  7. Can you specify exactly what you want to do? You mentioned F@H, but there are other things you can do with those machines. Cloud computing and clustering are not the same thing, though clustering can be used for some cloud applications. For instance, if you want a gaming service that allows you to stream games to a client (Steam, for instance), you could put a GPU into your 24g server and host an OS that supports streaming. That's a version of cloud computing -- you've offloaded the processing from the client. However, if you want a redundant game streaming service that
  8. The aforementioned i3 or Pentium would be good. Alternatively, you can get a lot of processing power for your money if you buy used server hardware. For instance, I got two 6-core Xeons for about $130, plus a used server motherboard. It does require doing research to make sure everything's compatible.
  9. You should not run defragment an SSD, there is no real need to, and it shortens the lifespan of the drive. Defragmentation was invented for mechanical hard drives, where read performance is very good when all the bytes for your files are stored together, in order. There are some other benefits to defragmentation on hard drives, such as better usage of the amount of storage on disk, but I would say they're less important than the performance. Generally, your files are written as a set of contiguous bytes, however modification of the files may require putting different pa
  10. How much RAM will you be expanding into? You presumably have a 12-DIMM motherboard, finding compatible 16GB modules to increase it might be difficult depending on the board. Total props, btw. LGA1366 dual socket servers are fantastic.
  11. I would recommend passing a physical NIC directly to your Pfsense VM to use as your WAN port. That way all network traffic goes through Pfsense, guaranteed, and none of it is touched by the Hypervisor. This article lists a few reasons why it's not a great idea to virtualize Pfsense, personally I think it's ok in a home environment but I would at the very least use a physical NIC to your VM -- https://forum.pfsense.org/index.php?topic=1009.0.
  12. The cheapest you can get is a prebuilt, depending on the number of drives. Here's one for $100 USD -- http://www.amazon.com/Synology-DiskStation-Diskless-Attached-DS210j/dp/B002XQ3C0E. It's really hard to beat that with computer parts, unless you have an old computer lying around. However, if you have many hard drives the prebuilt NAS units tend to have more features, some of which aren't always useful to the consumer, and cost more -- see this one, for example. In this case, building your own makes economic sense.

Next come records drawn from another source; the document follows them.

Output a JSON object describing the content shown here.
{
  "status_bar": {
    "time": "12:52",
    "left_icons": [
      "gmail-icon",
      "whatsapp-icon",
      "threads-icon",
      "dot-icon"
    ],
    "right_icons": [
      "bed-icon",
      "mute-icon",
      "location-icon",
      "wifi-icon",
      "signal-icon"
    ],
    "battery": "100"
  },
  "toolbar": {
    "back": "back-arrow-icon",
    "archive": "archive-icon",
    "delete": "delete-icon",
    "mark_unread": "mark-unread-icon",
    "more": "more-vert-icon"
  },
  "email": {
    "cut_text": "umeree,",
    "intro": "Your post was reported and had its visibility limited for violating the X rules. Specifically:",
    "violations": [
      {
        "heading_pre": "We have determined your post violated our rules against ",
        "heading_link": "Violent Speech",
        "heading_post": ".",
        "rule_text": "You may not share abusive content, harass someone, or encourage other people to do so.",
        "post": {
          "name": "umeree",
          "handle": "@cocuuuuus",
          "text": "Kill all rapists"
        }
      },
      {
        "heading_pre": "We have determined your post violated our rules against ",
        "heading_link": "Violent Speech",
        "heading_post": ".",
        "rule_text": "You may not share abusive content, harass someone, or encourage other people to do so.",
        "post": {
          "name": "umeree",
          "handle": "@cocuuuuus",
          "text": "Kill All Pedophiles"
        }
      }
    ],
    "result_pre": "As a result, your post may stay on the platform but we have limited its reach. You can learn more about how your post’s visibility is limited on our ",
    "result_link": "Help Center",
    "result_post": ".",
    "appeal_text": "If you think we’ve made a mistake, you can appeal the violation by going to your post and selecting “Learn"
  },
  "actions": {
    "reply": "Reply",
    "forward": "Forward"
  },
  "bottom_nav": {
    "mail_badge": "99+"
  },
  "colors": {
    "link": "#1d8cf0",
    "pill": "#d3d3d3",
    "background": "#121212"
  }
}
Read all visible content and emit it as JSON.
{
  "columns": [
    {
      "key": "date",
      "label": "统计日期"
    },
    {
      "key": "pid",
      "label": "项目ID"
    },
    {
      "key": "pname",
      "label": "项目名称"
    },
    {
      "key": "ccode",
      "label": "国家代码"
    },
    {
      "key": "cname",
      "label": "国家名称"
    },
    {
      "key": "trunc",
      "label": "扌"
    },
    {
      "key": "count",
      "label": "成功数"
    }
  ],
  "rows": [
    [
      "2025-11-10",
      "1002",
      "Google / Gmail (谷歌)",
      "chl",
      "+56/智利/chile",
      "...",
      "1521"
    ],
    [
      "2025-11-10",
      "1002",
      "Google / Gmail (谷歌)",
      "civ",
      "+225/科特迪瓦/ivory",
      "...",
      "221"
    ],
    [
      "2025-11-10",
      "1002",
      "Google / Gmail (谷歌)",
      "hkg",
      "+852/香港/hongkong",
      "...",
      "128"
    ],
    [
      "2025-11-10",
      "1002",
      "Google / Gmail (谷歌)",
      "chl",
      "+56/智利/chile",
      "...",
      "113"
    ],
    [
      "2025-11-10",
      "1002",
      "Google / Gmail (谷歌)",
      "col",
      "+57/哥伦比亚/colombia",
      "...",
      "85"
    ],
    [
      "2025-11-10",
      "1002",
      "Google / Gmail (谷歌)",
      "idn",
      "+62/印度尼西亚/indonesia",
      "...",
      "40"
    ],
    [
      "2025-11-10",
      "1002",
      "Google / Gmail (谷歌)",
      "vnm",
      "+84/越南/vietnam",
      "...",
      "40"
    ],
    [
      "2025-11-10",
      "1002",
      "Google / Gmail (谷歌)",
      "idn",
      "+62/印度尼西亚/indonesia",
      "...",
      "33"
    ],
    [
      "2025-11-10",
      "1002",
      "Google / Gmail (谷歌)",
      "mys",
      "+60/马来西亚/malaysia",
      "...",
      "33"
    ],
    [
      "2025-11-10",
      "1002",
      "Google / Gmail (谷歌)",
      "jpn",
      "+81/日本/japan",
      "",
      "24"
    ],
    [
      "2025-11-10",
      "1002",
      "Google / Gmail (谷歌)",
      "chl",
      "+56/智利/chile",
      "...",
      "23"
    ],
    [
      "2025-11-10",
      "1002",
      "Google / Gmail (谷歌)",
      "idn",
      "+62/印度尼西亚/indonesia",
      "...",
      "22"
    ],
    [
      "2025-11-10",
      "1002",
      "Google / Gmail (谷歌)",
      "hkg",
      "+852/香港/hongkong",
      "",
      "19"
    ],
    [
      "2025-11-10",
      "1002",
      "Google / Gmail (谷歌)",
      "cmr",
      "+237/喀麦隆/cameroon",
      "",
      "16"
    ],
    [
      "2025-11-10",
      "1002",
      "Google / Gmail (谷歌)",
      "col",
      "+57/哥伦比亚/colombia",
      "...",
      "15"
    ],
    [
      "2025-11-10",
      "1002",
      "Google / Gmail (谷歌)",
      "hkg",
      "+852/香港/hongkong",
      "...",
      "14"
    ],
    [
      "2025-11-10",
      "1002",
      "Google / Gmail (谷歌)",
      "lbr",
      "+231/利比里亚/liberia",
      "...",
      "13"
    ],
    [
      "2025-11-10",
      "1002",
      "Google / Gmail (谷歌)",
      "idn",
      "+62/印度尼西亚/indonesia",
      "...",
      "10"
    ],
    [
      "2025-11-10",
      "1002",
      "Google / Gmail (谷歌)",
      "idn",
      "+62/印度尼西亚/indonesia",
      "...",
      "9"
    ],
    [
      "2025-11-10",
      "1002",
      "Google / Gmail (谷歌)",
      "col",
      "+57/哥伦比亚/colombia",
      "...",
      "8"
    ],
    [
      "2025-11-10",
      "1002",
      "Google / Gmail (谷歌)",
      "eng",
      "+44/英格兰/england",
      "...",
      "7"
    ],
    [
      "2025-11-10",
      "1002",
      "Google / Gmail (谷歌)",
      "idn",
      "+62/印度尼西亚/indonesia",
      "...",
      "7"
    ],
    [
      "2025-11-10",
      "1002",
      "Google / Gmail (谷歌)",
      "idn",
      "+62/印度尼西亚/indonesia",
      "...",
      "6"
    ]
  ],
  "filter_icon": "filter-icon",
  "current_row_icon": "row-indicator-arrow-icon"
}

  13. How many hard drives are you using? Do you plan to run a RAID setup, or do you just need SATA ports? If you want to run a RAID1 or RAID 10, then the onboard controller should be okay for your needs. If you're going to use RAID5, a dedicated PCI controller is recommended, and for RAID6 it is required.
  14. You can pass through devices to ESXi, but not keyboards and mice. You'd have to pass through a USB controller to the VM. However, passing through chipset USB is difficult to do, so the general recommendation is to get PCIe USB cards and pass them through directly to your VMs. Nvidia cards generally don't support PCIe passthrough on ESXi, AMD cards tend to work (except dual-GPU). Puget Systems built a setup like you're describing, you can see instructions https://www.pugetsystems.com/labs/articles/Multi-headed-VMWare-Gaming-Setup-564/here Here's a blog that describes a l